There’s a buzz in the woods
Just three acres of wildflower patches within a forest can hold nearly nine million flowers – enough to support over half a million pollinators per day. Emma Buckley is Buckley’s Bees’ Chief Executive. Here she talks about why it is important to encourage bees into woodlands.
Buckley’s Bees spans 65 years of collective beekeeping experience. It was founded by father and daughter duo, David and Emma Buckley, and was born from an absolute passion and an evidence-based belief in the amazing value of the honeybee and the good they do in the world. David is the eldest surviving member of Bee Improvement and Bee Breeder’s Association (BIBBA).
“ Buckley’s Bees is proud to be taking beekeeping to new places and to younger generations. Through our BEEcause campaign we are working with communities, schools, and businesses to increase awareness of all pollinators. We are educating and engaging people to better understand how best to protect and enhance our environment.
Alongside this, Buckley’s Bees prides itself on its bee breeding programme. This promotes the sustainable propagation of local bees, fighting the decline of the UK native honeybee.

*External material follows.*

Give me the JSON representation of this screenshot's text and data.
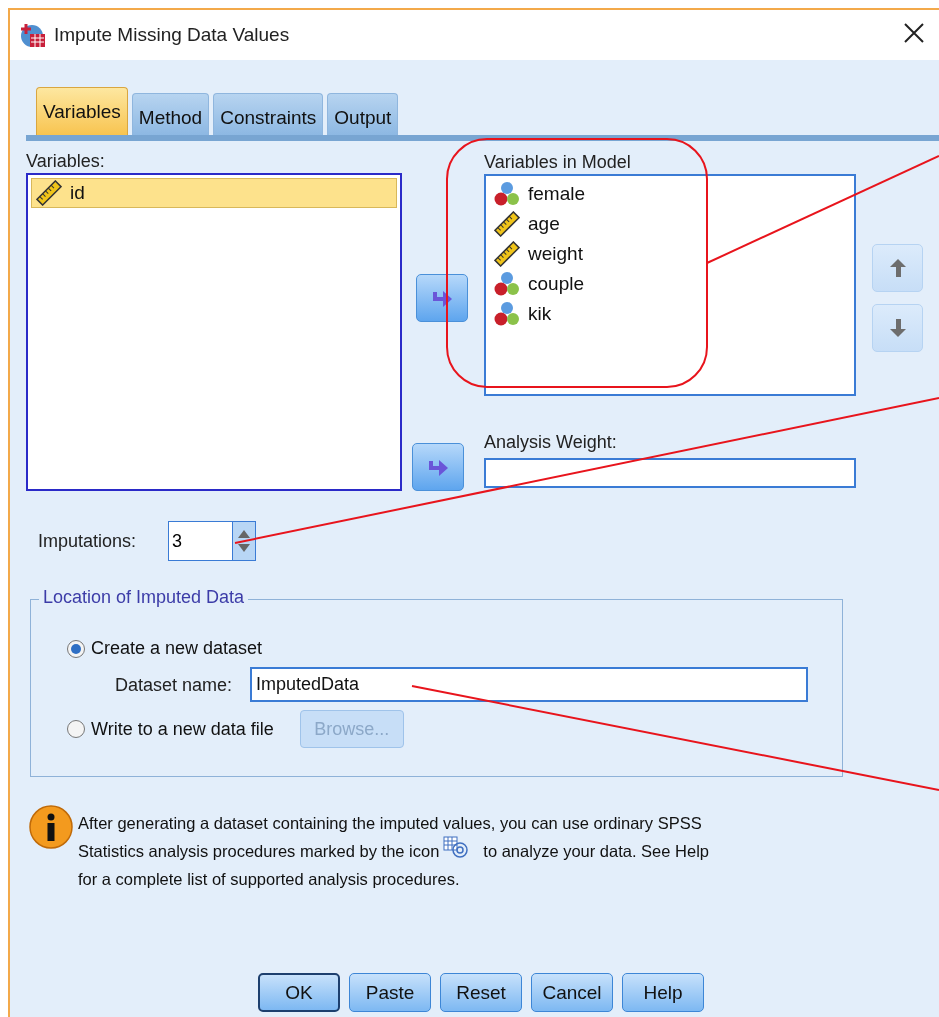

Our beekeepers breed their own queen bees and colonies. This has developed desirable traits such as such as docility and hygienic behaviour. My father David rarely wearing gloves whilst handling the bees due to their calm nature!
We manage hives on behalf of businesses around the country that have opted in to support the BEEcause campaign. Our aim is environmental sustainability of the species and to ensure an ecological balance is always present.
Forests and bees
Part of our mission is to look at ideal habitats for bees and other pollinators, such as forests. Forests are most bee’s natural habitat, with the wide landscapes acting as a rich source of food for pollinators, offering nectar, pollen, and honeydew. Honeybees in particular are tree dwellers – one tree in full flower can provide enough food that equates to one acre of pastureland.
Bees are beneficial to forests. Their pollination of trees and plants results in the growth of fruit and seeds, which enable the plant species to continue developing and reproducing. This helps produce healthy, strong future generations of plants and trees and habitats and food for other insects, mammals, birds, and bats. There is a whole eco system that relies on their pollination!
Some beekeepers are paid to take their bees to forests for honey production and pollination due to their importance and success in creating a healthy and sustainable environment and a diverse habitat for many species.
What to plant
To encourage bees into woodlands you need to be planting trees and bee-friendly flowers that are beneficial to pollinators. Key forest trees and plants include, but are not limited to, chestnut, lime, oak, hawthorn, blackthorn, hazel, some willows, sycamore, acacia, and other deciduous trees. Most fruit trees such as apple, cherry, plum, pear, damson, and fruit such as wild raspberries and strawberries, that also grow in forests, can be pollinated and are bee friendly.
Simple actions make a big difference
Three acres of wildflower patches within a forest can hold nearly nine million flowers – enough to support over half a million pollinators per day. If everyone did a little bit to help, there would be a huge improvement in the population of pollinators.
We also ask businesses and homeowners not to cut down trees or remove hedges and bushes, but instead create spaces for nature and enjoy the company it provides. By keeping forests as natural as possible with lots of flora and food available, and plenty of space for nature to thrive, we can make a positive difference.”
Find out more about Buckley’s Bees, and how hosting hives could help your woodlands at www.buckleysbees.com
Emma Buckley, CEO of Buckley Bees, and her father David have set up the BEEcause campaign to fight the decline of the UK native honeybee.